Updated on 23 July 2014
Mr Narayanan Suresh is the Chief Editor of BioSpectrum
It is the repeat of the Swine Flu panic that spread fear around the world five years ago. The new pandemic is MERS (Middle East Respiratory Syndrome), a corona virus strain that seems to have emerged from Saudi Arabia and then spread to many parts of the world, aided partly by air travel. More than 720 people have been infected by the virus so far and nearly a third of the infected patients (280) have died.
What has raised the alarm at this time of the year is the annual Hajj pilgrimage when millions of devout
Muslims converge at the holy shrine. There is fear that many pilgrims may catch the MERS infection and take it back to their countries and further spread it. Saudi government has developed a vaccine which may be administered during this year's pilgrimage season and somewhat control it.
While the global concerns about the spread of this disease are legitimate, given how the world is interconnected these days, are we overplaying the issue? The past decade has witnessed two major disease outbreaks - the SARS (Severe Acute Respiratory Syndrome) and the Swine Flu syndrome, both caused by different strains of the influenza virus. SARS had its origin in China in 2002 and created a panic, grounded travel around the world for some time before petering out.

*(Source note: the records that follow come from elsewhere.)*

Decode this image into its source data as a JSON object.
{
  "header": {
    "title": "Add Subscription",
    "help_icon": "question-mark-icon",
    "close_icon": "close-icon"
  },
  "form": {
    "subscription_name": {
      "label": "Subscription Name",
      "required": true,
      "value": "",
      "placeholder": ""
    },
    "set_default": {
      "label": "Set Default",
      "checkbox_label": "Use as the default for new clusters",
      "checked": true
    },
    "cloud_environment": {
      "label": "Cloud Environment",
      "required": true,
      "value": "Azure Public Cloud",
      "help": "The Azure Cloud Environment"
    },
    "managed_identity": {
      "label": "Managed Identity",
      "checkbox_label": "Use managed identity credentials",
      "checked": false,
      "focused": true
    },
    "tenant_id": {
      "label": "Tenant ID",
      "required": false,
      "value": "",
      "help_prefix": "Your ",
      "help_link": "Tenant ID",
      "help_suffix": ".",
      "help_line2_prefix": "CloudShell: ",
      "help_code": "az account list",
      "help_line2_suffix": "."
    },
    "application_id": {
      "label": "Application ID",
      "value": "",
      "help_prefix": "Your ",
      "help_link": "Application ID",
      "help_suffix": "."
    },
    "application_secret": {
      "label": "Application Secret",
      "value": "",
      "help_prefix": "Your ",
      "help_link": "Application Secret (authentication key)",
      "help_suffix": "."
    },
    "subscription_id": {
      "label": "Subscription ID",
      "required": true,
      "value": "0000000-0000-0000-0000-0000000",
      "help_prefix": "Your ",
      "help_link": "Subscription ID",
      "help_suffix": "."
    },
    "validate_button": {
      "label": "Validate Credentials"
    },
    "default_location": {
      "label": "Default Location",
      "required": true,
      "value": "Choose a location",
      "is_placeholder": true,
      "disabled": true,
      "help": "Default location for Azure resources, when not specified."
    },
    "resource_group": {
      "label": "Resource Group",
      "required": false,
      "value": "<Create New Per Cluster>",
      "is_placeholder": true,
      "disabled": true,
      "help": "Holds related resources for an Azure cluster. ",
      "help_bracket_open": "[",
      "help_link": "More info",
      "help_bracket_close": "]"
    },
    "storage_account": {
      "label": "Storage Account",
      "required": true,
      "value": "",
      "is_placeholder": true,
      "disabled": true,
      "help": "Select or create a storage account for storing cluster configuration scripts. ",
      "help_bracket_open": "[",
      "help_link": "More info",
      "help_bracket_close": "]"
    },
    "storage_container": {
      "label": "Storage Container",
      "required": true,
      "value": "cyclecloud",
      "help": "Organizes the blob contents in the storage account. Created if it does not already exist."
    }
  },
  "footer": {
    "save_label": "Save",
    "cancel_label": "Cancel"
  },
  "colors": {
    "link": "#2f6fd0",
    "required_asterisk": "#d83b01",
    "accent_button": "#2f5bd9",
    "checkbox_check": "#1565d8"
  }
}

Similarly, the Swine Flu had its origin in a remote Mexican village in 2008 and caused immense panic. In between, there was also the fear of avian influenza spread by migratory birds. Eventually, all the scary predictions of the global spread of the disease turned out to be false and the world has moved on with few hundred casualties in each of these cases. In fact, the World Health Organization (WHO) had been accused by many independent observers of adding to the panic at the behest of vaccine manufacturers in the West. Nothing concrete has emerged so far to buttress these claims.
However, the Swine Flu episode has added many positive benefits to the global society. WHO and other agencies identified companies in Asia, equipped them with capabilities to manufacture vaccines against influenza and trained hundreds of personnel to be ready to tackle whenever an epidemic takes place. This is has been a great achievement as the complex technology to make influenza vaccine was not widely available till then. Governments have also learnt to crank up their machinery when there is an actual outbreak.
Human ingenuity and the will to tackle major disease outbreaks may once again make MERS end in a whimper in the coming years. Most probably, humanity will be better off from this disease outbreak if it happens as feared now.